A couple of weeks ago, a court in Lille, France, annulled the marriage of a young engineer and a 20-year-old nursing student. The grounds for this annullment were not infidelity, violence, or even the ever-vague “irreconcilable differences.” Rather, the marriage was dissolved because on the couple’s wedding night in 2006, the groom had been unable to present a bloody sheet to the wedding guests who were partying downstairs. The groom, apparently troubled by his inability to produce a bloody sheet—proof of his bride’s virginity—went to court the next day and demanded an annullment. For her part, the new bride confessed to having had sex before the wedding—presumably with someone other than her future husband.
The court decision sparked outrage in France among secularists, who felt that religious beliefs should not be upheld by law, and feminists, who felt that the law should not be used to control a woman’s sexual behavior. I agree with both viewpoints. It seems that some men from some communities value the intactness of a woman’s hymen above all else, which is baffling to me. I mean, who would want to have sex with a virgin anyway? Sure, virginity has it’s place but sex is as important a part of the human experience as nutrition, literacy, or education. As far as I’m concerned, there would be no human species without sex and if sex is so essential to the very existence of our species, then it’s important enough to be done well. I can’t personally speak from experience on the issue of sex with virgins, but I can only imagine it’s not very good. Not the first few times anyway, if the anecdotes I’ve heard from my friends—male and female—are anything to go by. I imagine it would be akin to asking an illiterate person to read you a passage from The Merchant of Venice. Thoroughly unsatisfying.
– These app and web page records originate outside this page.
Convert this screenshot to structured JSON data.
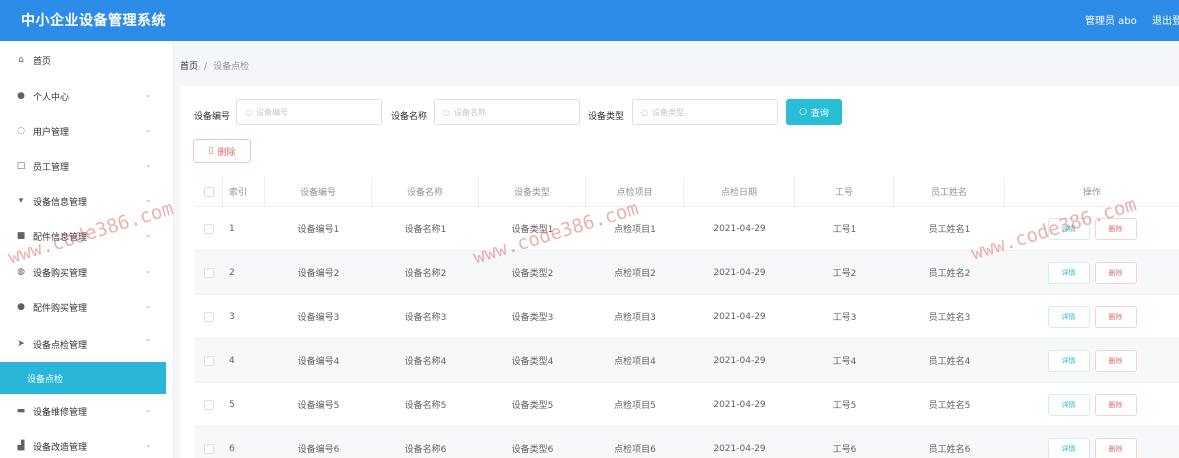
{
  "header": {
    "title": "中小企业设备管理系统",
    "user": "管理员 abo",
    "logout": "退出登录"
  },
  "sidebar": {
    "items": [
      {
        "label": "首页",
        "icon": "home-icon"
      },
      {
        "label": "个人中心",
        "icon": "user-icon"
      },
      {
        "label": "用户管理",
        "icon": "users-icon"
      },
      {
        "label": "员工管理",
        "icon": "employee-icon"
      },
      {
        "label": "设备信息管理",
        "icon": "device-icon"
      },
      {
        "label": "配件信息管理",
        "icon": "parts-icon"
      },
      {
        "label": "设备购买管理",
        "icon": "cart-icon"
      },
      {
        "label": "配件购买管理",
        "icon": "location-icon"
      },
      {
        "label": "设备点检管理",
        "icon": "send-icon"
      },
      {
        "label": "设备维修管理",
        "icon": "monitor-icon"
      },
      {
        "label": "设备改造管理",
        "icon": "tools-icon"
      }
    ],
    "active_sub": "设备点检"
  },
  "breadcrumb": {
    "home": "首页",
    "sep": "/",
    "current": "设备点检"
  },
  "search": {
    "field1_label": "设备编号",
    "field1_placeholder": "设备编号",
    "field2_label": "设备名称",
    "field2_placeholder": "设备名称",
    "field3_label": "设备类型",
    "field3_placeholder": "设备类型",
    "query_button": "查询"
  },
  "toolbar": {
    "delete_button": "删除"
  },
  "table": {
    "columns": [
      "索引",
      "设备编号",
      "设备名称",
      "设备类型",
      "点检项目",
      "点检日期",
      "工号",
      "员工姓名",
      "操作"
    ],
    "rows": [
      [
        "1",
        "设备编号1",
        "设备名称1",
        "设备类型1",
        "点检项目1",
        "2021-04-29",
        "工号1",
        "员工姓名1"
      ],
      [
        "2",
        "设备编号2",
        "设备名称2",
        "设备类型2",
        "点检项目2",
        "2021-04-29",
        "工号2",
        "员工姓名2"
      ],
      [
        "3",
        "设备编号3",
        "设备名称3",
        "设备类型3",
        "点检项目3",
        "2021-04-29",
        "工号3",
        "员工姓名3"
      ],
      [
        "4",
        "设备编号4",
        "设备名称4",
        "设备类型4",
        "点检项目4",
        "2021-04-29",
        "工号4",
        "员工姓名4"
      ],
      [
        "5",
        "设备编号5",
        "设备名称5",
        "设备类型5",
        "点检项目5",
        "2021-04-29",
        "工号5",
        "员工姓名5"
      ],
      [
        "6",
        "设备编号6",
        "设备名称6",
        "设备类型6",
        "点检项目6",
        "2021-04-29",
        "工号6",
        "员工姓名6"
      ]
    ],
    "action_detail": "详情",
    "action_delete": "删除"
  },
  "watermark": "www.code386.com",
  "colors": {
    "header": "#2d8ce7",
    "accent": "#2abdd6",
    "danger": "#e26c6c"
  }
}
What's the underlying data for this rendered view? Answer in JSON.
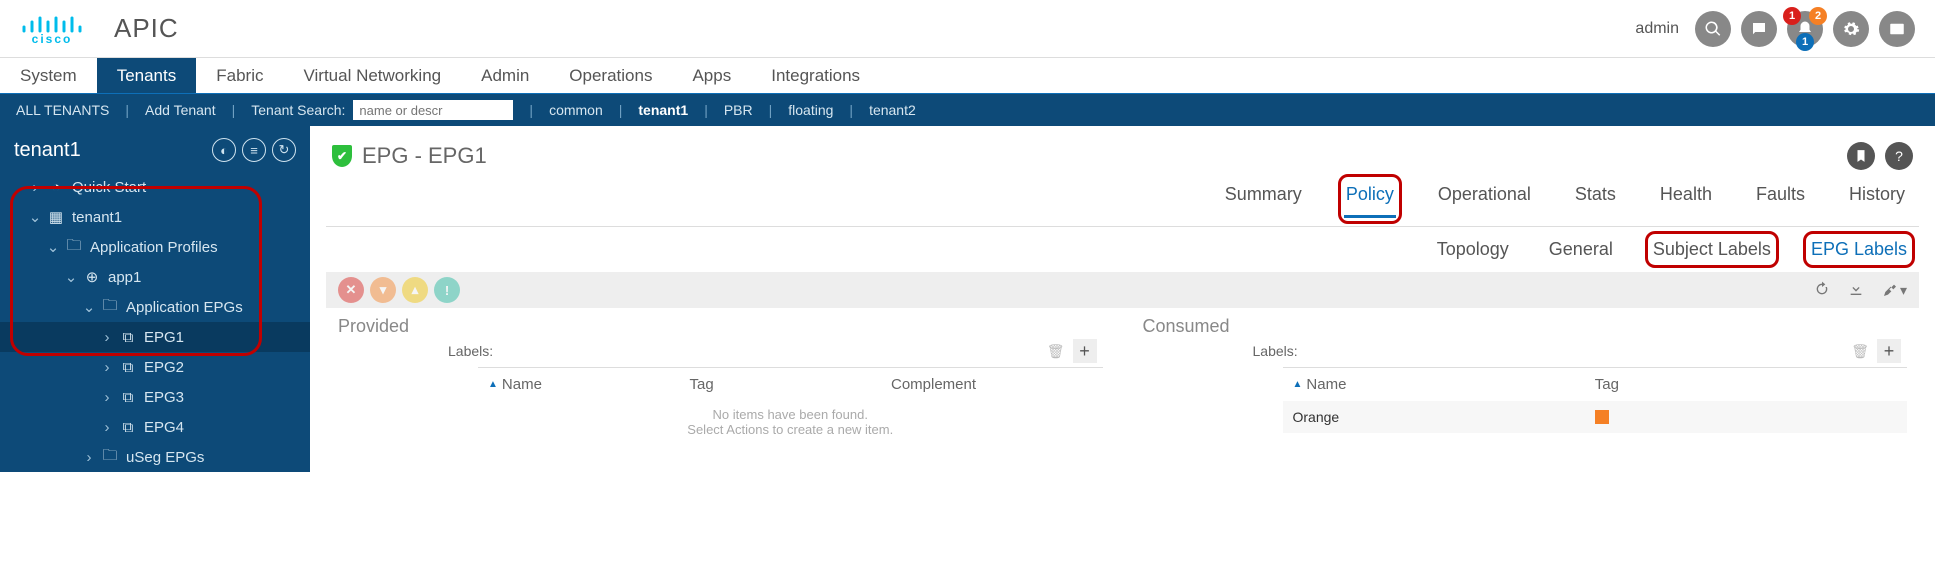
{
  "header": {
    "brand": "cisco",
    "app": "APIC",
    "user": "admin",
    "notif_badges": {
      "crit": "1",
      "warn": "2",
      "info": "1"
    }
  },
  "nav": [
    "System",
    "Tenants",
    "Fabric",
    "Virtual Networking",
    "Admin",
    "Operations",
    "Apps",
    "Integrations"
  ],
  "nav_active": "Tenants",
  "subnav": {
    "all": "ALL TENANTS",
    "add": "Add Tenant",
    "search_label": "Tenant Search:",
    "search_ph": "name or descr",
    "links": [
      "common",
      "tenant1",
      "PBR",
      "floating",
      "tenant2"
    ],
    "active": "tenant1"
  },
  "sidebar": {
    "title": "tenant1",
    "tree": [
      {
        "l": "Quick Start",
        "d": 0,
        "chev": ">",
        "ico": "compass"
      },
      {
        "l": "tenant1",
        "d": 0,
        "chev": "v",
        "ico": "grid"
      },
      {
        "l": "Application Profiles",
        "d": 1,
        "chev": "v",
        "ico": "folder"
      },
      {
        "l": "app1",
        "d": 2,
        "chev": "v",
        "ico": "globe"
      },
      {
        "l": "Application EPGs",
        "d": 3,
        "chev": "v",
        "ico": "folder"
      },
      {
        "l": "EPG1",
        "d": 4,
        "chev": ">",
        "ico": "epg",
        "sel": true
      },
      {
        "l": "EPG2",
        "d": 4,
        "chev": ">",
        "ico": "epg"
      },
      {
        "l": "EPG3",
        "d": 4,
        "chev": ">",
        "ico": "epg"
      },
      {
        "l": "EPG4",
        "d": 4,
        "chev": ">",
        "ico": "epg"
      },
      {
        "l": "uSeg EPGs",
        "d": 3,
        "chev": ">",
        "ico": "folder"
      }
    ]
  },
  "page": {
    "title": "EPG - EPG1",
    "tabs": [
      "Summary",
      "Policy",
      "Operational",
      "Stats",
      "Health",
      "Faults",
      "History"
    ],
    "tab_active": "Policy",
    "subtabs": [
      "Topology",
      "General",
      "Subject Labels",
      "EPG Labels"
    ],
    "subtab_active": "EPG Labels"
  },
  "panels": {
    "provided": {
      "heading": "Provided",
      "labels_label": "Labels:",
      "cols": [
        "Name",
        "Tag",
        "Complement"
      ],
      "empty1": "No items have been found.",
      "empty2": "Select Actions to create a new item."
    },
    "consumed": {
      "heading": "Consumed",
      "labels_label": "Labels:",
      "cols": [
        "Name",
        "Tag"
      ],
      "rows": [
        {
          "name": "Orange",
          "tag": "#f58025"
        }
      ]
    }
  }
}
But that’s just my opinion because apparently, some men—like this jerkhole engineer—don’t really care about the enjoyable side of sex. Not for the woman anyway. I mean, imagine going to bed with someone whose primary concern is to get some blood on the sheet so he can go show it to his wedding guests!! Nice!! And I guess he must not have been that into his new wife because he sent her back to her parents’ house and asked for a divorce the very next day. In fact, the whole story makes me wonder why he decided in the first place that this was the woman he wanted to spend the rest of his life with. His decision must have had everything to do with his assumption that her hymen was intact because, once the traditional test proved negative, he kicked her out.
Now, I’m not saying this woman was or was not a virgin on her wedding night. From what I’ve heard and read, plenty of women don’t bleed the first time they have sex. Different people are built differently and women who engage in some physical activities—like cycling, horseback riding, and running—have been known to bleed very little or not at all. But that’s neither here nor there, because a woman’s worth should not be measured against whether or not she chooses to have sex before marriage. I can think of lots of other variables besides virginity that would make or break the marriage deal. For example, is she nice? Does she give change to the homeless? How does she feel about the Holocaust? Does she vote Republican? (“Yes” is definitely a deal-breaker).
Thankfully, for every action there is an equal and opposite reaction, and some women are finding ways to have their cake and eat it too. Commenting on the case, French philosopher and feminist Elisabeth Badinter, said, “The sexuality of women in France is a private and free matter. The annulment will just serve to send young Muslim girls running to hospitals to have their hymens restored.” It seems that Ms. Badinter’s prediction is coming true, according to a New York Times article on women who are having their hymens surgically restored. This makes perfect sense to me. The use of surgery by some women to make themselves more acceptable and desirable in accordance with social norms is nothing new, so in communities in which a premium is placed on virginity, it’s only natural that some women would resort to this procedure. The reality is that some men will continue to stupidly insist on women suppressing their sexuality so they can be virgins on their wedding nights. And the reality is also that some women—willingly or unwillingly—will end up marrying such men. But these two realities will inevitably produce a third reality, that some women might choose a middle ground in which they can experience sex before marriage and nonetheless present themselves as virgins on the night of their wedding.
At the end of the day, medical advances like contraception, abortion, and now hymen reconstruction, have long enabled women to make important choices about how they live, who they have sex with, and when, how, and with whom to have children. So for the women who can afford to pay for hymen restoration surgery, I say more power to you. Someday we might live in a world where men don’t care about your sexual history but, until that day comes, you gotta do what you gotta do.